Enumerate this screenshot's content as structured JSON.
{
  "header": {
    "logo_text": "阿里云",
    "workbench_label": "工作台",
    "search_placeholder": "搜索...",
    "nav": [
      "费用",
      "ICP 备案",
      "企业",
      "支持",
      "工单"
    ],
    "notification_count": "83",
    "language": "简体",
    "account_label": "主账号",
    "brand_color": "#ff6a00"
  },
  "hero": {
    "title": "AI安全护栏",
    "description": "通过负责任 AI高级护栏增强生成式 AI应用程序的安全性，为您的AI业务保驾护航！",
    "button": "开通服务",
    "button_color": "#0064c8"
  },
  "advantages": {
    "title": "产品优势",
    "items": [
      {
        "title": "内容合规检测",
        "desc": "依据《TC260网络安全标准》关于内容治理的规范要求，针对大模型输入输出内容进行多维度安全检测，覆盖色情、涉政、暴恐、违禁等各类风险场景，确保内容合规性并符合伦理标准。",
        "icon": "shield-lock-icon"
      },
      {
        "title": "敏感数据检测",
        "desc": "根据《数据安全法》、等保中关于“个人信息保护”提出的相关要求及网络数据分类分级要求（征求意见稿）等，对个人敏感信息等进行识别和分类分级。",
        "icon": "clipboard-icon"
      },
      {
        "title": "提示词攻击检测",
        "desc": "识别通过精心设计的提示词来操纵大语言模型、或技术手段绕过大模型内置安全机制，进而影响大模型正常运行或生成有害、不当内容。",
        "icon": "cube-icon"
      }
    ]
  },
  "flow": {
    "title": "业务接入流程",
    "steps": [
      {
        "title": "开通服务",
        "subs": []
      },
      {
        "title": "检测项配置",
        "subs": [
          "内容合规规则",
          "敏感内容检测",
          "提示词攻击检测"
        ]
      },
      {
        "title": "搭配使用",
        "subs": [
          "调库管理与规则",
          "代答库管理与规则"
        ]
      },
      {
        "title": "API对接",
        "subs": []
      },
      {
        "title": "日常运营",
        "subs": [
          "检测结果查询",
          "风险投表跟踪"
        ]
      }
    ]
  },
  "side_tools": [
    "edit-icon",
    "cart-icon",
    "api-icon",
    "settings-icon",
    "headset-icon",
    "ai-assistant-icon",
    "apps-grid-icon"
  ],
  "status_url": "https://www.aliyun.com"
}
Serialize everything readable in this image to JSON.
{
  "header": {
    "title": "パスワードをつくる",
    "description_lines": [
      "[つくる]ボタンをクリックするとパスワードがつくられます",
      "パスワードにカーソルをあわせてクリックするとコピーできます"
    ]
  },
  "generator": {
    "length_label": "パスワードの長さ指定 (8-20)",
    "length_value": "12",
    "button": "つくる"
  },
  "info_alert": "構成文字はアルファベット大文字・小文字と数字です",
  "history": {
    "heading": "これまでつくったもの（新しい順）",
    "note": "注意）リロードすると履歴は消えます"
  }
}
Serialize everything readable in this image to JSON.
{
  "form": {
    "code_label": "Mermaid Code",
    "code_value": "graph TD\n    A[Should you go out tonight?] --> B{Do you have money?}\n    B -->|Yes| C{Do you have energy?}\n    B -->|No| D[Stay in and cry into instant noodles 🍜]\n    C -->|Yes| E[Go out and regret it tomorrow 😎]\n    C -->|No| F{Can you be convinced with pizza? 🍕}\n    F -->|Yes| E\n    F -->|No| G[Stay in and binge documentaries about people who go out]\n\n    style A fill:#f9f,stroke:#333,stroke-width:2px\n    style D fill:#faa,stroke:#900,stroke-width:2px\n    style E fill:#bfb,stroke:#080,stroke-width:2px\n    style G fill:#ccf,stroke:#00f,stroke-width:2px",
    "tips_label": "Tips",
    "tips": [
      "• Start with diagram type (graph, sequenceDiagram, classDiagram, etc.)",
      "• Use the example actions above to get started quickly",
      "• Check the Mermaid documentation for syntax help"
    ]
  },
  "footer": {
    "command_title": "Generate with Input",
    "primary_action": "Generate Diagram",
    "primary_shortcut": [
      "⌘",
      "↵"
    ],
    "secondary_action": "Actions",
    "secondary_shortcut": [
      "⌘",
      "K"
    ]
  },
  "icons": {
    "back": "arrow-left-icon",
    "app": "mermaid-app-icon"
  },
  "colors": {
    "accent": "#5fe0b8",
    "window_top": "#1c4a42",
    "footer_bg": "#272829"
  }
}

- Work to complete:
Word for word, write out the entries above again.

- Your solution:
Enumerate this screenshot's content as structured JSON.
{
  "header": {
    "logo_text": "阿里云",
    "workbench_label": "工作台",
    "search_placeholder": "搜索...",
    "nav": [
      "费用",
      "ICP 备案",
      "企业",
      "支持",
      "工单"
    ],
    "notification_count": "83",
    "language": "简体",
    "account_label": "主账号",
    "brand_color": "#ff6a00"
  },
  "hero": {
    "title": "AI安全护栏",
    "description": "通过负责任 AI高级护栏增强生成式 AI应用程序的安全性，为您的AI业务保驾护航！",
    "button": "开通服务",
    "button_color": "#0064c8"
  },
  "advantages": {
    "title": "产品优势",
    "items": [
      {
        "title": "内容合规检测",
        "desc": "依据《TC260网络安全标准》关于内容治理的规范要求，针对大模型输入输出内容进行多维度安全检测，覆盖色情、涉政、暴恐、违禁等各类风险场景，确保内容合规性并符合伦理标准。",
        "icon": "shield-lock-icon"
      },
      {
        "title": "敏感数据检测",
        "desc": "根据《数据安全法》、等保中关于“个人信息保护”提出的相关要求及网络数据分类分级要求（征求意见稿）等，对个人敏感信息等进行识别和分类分级。",
        "icon": "clipboard-icon"
      },
      {
        "title": "提示词攻击检测",
        "desc": "识别通过精心设计的提示词来操纵大语言模型、或技术手段绕过大模型内置安全机制，进而影响大模型正常运行或生成有害、不当内容。",
        "icon": "cube-icon"
      }
    ]
  },
  "flow": {
    "title": "业务接入流程",
    "steps": [
      {
        "title": "开通服务",
        "subs": []
      },
      {
        "title": "检测项配置",
        "subs": [
          "内容合规规则",
          "敏感内容检测",
          "提示词攻击检测"
        ]
      },
      {
        "title": "搭配使用",
        "subs": [
          "调库管理与规则",
          "代答库管理与规则"
        ]
      },
      {
        "title": "API对接",
        "subs": []
      },
      {
        "title": "日常运营",
        "subs": [
          "检测结果查询",
          "风险投表跟踪"
        ]
      }
    ]
  },
  "side_tools": [
    "edit-icon",
    "cart-icon",
    "api-icon",
    "settings-icon",
    "headset-icon",
    "ai-assistant-icon",
    "apps-grid-icon"
  ],
  "status_url": "https://www.aliyun.com"
}
Serialize everything readable in this image to JSON.
{
  "header": {
    "title": "パスワードをつくる",
    "description_lines": [
      "[つくる]ボタンをクリックするとパスワードがつくられます",
      "パスワードにカーソルをあわせてクリックするとコピーできます"
    ]
  },
  "generator": {
    "length_label": "パスワードの長さ指定 (8-20)",
    "length_value": "12",
    "button": "つくる"
  },
  "info_alert": "構成文字はアルファベット大文字・小文字と数字です",
  "history": {
    "heading": "これまでつくったもの（新しい順）",
    "note": "注意）リロードすると履歴は消えます"
  }
}
Serialize everything readable in this image to JSON.
{
  "form": {
    "code_label": "Mermaid Code",
    "code_value": "graph TD\n    A[Should you go out tonight?] --> B{Do you have money?}\n    B -->|Yes| C{Do you have energy?}\n    B -->|No| D[Stay in and cry into instant noodles 🍜]\n    C -->|Yes| E[Go out and regret it tomorrow 😎]\n    C -->|No| F{Can you be convinced with pizza? 🍕}\n    F -->|Yes| E\n    F -->|No| G[Stay in and binge documentaries about people who go out]\n\n    style A fill:#f9f,stroke:#333,stroke-width:2px\n    style D fill:#faa,stroke:#900,stroke-width:2px\n    style E fill:#bfb,stroke:#080,stroke-width:2px\n    style G fill:#ccf,stroke:#00f,stroke-width:2px",
    "tips_label": "Tips",
    "tips": [
      "• Start with diagram type (graph, sequenceDiagram, classDiagram, etc.)",
      "• Use the example actions above to get started quickly",
      "• Check the Mermaid documentation for syntax help"
    ]
  },
  "footer": {
    "command_title": "Generate with Input",
    "primary_action": "Generate Diagram",
    "primary_shortcut": [
      "⌘",
      "↵"
    ],
    "secondary_action": "Actions",
    "secondary_shortcut": [
      "⌘",
      "K"
    ]
  },
  "icons": {
    "back": "arrow-left-icon",
    "app": "mermaid-app-icon"
  },
  "colors": {
    "accent": "#5fe0b8",
    "window_top": "#1c4a42",
    "footer_bg": "#272829"
  }
}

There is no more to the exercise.